(RECORD SET)

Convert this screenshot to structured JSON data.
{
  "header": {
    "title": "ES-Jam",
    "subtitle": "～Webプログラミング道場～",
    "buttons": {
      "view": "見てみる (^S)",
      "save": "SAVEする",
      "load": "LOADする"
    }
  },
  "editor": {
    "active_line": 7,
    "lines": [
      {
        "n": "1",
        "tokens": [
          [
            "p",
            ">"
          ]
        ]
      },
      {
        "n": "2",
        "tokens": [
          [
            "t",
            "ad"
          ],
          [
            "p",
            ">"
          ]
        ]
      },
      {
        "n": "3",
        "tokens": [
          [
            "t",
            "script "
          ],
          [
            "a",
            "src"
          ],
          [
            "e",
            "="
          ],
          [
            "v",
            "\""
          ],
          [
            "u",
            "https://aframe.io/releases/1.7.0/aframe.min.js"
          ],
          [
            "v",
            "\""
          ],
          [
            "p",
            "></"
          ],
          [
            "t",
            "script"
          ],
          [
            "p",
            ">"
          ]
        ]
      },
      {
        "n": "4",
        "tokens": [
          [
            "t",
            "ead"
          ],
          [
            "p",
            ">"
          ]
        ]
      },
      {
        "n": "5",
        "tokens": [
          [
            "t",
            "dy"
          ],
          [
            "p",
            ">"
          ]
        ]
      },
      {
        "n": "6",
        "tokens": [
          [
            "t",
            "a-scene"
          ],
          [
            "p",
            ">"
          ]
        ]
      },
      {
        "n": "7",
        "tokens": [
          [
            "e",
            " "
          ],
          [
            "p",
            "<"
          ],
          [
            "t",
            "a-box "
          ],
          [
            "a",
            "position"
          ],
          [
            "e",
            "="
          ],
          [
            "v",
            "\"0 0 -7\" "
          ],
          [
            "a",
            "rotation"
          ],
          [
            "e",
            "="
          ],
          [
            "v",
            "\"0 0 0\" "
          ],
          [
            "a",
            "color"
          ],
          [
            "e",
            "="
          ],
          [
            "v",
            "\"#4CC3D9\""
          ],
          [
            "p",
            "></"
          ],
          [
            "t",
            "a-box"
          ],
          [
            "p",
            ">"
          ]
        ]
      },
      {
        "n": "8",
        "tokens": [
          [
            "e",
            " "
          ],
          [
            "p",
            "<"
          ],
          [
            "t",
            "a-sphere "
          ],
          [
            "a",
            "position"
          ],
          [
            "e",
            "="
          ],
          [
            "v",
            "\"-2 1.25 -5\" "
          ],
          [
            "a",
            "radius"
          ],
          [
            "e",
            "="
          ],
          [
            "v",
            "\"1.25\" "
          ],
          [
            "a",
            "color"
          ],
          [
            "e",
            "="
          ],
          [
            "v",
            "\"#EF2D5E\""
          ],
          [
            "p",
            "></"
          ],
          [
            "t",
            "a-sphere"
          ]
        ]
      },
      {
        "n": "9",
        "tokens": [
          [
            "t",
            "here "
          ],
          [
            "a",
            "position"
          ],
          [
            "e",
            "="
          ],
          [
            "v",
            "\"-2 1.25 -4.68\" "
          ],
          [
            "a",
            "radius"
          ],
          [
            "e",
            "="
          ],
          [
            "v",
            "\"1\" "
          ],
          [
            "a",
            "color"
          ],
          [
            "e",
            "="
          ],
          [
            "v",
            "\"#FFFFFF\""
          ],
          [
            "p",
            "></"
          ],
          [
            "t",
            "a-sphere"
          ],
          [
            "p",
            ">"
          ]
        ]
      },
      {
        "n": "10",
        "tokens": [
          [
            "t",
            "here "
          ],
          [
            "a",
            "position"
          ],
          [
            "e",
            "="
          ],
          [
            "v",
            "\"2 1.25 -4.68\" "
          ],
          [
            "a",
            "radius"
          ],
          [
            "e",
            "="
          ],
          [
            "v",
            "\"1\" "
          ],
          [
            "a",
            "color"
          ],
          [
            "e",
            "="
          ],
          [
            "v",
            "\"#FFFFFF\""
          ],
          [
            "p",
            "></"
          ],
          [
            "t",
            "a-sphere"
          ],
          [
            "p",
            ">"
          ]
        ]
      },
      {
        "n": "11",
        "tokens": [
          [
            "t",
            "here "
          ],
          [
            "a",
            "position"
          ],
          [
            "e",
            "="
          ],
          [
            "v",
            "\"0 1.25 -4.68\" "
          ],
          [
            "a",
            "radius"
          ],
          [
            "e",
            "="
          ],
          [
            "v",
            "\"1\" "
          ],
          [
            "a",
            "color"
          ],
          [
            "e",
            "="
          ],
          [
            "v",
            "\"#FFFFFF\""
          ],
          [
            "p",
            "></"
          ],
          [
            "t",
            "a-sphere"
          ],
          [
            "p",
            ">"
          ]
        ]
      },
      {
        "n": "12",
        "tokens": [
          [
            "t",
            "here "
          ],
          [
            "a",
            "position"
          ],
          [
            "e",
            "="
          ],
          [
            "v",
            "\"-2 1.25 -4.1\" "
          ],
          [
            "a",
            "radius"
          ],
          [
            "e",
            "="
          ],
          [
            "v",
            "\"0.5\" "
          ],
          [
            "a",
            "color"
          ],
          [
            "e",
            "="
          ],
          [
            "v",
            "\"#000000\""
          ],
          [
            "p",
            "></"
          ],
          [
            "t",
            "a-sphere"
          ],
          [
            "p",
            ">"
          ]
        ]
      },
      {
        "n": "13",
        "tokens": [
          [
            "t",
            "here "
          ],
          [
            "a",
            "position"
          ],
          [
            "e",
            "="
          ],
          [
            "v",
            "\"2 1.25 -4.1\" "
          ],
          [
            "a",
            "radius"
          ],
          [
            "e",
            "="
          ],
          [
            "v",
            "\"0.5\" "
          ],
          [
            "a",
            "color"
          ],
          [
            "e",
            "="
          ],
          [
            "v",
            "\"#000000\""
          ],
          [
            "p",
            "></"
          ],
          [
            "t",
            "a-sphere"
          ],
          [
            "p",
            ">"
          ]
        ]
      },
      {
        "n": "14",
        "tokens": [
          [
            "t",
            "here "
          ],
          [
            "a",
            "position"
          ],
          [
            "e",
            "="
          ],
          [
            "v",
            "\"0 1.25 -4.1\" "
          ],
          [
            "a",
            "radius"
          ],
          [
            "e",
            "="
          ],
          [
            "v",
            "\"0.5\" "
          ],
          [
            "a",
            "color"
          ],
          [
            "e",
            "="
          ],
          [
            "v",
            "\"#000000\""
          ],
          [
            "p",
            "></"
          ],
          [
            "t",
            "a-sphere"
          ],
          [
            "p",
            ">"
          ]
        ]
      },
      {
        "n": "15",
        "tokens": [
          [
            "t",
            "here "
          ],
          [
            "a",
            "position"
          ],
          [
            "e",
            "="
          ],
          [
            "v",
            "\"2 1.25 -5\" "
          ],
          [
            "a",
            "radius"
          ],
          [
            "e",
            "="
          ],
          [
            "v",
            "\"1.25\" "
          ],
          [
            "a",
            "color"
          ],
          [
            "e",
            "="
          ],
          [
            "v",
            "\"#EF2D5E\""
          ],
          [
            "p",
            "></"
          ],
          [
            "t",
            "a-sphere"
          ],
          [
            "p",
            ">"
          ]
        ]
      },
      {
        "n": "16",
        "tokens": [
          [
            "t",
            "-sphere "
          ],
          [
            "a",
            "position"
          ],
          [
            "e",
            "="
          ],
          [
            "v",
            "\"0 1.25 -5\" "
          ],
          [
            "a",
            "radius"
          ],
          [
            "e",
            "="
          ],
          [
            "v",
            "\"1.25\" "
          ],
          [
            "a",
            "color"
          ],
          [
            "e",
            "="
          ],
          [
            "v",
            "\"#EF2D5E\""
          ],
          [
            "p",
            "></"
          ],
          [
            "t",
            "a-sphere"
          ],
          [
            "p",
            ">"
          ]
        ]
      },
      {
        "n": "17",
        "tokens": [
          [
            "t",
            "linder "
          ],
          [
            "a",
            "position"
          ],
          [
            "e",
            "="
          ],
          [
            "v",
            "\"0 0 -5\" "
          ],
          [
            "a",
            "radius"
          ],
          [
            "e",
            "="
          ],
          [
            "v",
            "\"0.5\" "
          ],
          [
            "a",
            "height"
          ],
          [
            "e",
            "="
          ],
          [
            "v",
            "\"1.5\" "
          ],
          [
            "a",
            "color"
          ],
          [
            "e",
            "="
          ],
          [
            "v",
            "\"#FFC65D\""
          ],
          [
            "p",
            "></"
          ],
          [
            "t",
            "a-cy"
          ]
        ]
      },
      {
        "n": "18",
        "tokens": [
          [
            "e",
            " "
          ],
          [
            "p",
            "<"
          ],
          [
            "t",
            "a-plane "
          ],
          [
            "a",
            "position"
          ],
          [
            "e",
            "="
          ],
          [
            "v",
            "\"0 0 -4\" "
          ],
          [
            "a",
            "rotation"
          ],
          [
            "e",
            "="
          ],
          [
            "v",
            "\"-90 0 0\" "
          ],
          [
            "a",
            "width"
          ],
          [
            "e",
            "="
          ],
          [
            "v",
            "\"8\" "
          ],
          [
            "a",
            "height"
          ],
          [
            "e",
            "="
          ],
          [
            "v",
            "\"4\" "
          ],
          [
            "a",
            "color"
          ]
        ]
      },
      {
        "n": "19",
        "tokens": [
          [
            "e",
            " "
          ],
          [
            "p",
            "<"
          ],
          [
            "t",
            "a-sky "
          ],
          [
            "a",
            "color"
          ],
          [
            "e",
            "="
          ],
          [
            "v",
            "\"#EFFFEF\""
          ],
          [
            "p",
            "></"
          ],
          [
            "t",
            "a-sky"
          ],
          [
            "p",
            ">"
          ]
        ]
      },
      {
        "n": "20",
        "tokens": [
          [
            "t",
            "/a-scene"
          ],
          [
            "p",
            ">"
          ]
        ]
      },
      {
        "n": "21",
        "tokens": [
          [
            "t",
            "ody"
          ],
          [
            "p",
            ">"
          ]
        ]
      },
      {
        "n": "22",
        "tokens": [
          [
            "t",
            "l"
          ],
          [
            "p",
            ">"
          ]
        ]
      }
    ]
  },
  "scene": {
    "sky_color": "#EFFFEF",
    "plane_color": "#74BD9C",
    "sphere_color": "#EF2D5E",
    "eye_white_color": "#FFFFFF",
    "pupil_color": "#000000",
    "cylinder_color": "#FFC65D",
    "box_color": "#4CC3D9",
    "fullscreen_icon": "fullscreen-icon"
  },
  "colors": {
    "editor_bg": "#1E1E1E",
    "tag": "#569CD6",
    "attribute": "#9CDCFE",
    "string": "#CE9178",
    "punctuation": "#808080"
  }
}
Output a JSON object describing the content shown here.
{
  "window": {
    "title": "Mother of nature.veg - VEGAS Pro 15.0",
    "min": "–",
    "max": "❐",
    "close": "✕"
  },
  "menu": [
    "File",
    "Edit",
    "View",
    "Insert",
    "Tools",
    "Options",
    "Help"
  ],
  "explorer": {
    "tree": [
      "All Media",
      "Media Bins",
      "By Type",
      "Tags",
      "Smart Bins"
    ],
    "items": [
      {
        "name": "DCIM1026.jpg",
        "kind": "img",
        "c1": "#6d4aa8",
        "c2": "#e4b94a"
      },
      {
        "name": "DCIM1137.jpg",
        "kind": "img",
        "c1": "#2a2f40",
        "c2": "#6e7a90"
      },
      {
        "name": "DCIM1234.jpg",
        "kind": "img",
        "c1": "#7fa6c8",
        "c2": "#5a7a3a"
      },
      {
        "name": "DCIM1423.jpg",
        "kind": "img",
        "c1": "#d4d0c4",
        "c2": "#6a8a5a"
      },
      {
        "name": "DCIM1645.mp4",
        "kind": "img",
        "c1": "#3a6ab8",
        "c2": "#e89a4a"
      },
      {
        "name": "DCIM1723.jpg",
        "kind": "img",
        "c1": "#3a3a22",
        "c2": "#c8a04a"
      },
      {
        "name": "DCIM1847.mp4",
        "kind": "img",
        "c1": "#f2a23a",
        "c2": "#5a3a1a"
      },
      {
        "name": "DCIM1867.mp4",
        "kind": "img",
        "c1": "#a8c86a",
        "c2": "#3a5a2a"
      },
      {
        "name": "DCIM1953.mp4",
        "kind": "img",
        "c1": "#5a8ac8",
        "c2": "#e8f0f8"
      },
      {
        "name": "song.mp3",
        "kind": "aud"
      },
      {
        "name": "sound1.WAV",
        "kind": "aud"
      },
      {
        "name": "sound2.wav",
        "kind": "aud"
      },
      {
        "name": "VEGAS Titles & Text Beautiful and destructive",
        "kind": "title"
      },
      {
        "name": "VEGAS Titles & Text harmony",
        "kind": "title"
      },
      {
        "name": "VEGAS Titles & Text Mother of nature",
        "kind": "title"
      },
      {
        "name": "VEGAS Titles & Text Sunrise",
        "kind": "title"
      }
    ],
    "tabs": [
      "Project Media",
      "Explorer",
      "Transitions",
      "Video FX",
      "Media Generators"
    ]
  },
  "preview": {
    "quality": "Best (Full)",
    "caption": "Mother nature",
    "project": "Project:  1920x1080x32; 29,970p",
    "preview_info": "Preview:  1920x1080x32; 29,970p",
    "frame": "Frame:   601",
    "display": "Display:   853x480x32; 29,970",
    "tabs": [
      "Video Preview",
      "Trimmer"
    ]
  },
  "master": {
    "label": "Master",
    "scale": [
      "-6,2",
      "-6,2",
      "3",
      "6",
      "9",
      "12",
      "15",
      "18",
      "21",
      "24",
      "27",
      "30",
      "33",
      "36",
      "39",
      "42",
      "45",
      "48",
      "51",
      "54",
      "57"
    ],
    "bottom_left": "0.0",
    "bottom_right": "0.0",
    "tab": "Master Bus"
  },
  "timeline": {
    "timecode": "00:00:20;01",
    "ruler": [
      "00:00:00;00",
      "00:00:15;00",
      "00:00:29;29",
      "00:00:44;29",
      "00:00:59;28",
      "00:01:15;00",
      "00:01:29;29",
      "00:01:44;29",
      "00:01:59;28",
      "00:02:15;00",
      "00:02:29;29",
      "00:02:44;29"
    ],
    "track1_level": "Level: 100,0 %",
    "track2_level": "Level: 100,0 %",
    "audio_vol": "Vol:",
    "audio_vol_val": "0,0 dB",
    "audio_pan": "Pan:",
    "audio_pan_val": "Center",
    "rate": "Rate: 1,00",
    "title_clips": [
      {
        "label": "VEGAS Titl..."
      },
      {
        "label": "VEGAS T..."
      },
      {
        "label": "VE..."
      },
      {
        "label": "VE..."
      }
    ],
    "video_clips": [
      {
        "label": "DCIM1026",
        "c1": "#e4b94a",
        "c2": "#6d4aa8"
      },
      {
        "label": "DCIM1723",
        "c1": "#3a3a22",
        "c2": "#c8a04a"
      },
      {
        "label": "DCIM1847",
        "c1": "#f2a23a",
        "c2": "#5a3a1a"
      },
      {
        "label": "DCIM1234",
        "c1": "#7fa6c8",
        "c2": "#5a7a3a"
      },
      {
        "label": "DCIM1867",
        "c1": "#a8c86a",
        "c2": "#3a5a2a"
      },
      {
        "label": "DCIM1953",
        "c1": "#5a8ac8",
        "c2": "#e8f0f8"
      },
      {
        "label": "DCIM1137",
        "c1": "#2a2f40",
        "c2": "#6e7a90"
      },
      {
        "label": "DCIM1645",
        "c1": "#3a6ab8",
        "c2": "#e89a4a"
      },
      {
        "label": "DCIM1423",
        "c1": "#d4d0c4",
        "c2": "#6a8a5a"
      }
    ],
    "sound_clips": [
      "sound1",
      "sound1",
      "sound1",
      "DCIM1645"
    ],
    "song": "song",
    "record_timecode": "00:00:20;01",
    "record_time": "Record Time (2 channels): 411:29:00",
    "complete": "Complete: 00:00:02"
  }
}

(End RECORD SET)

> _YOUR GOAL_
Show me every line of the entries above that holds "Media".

> _PROBLEM SOLUTION_
      "All Media",
      "Media Bins",
      "Project Media",
      "Media Generators"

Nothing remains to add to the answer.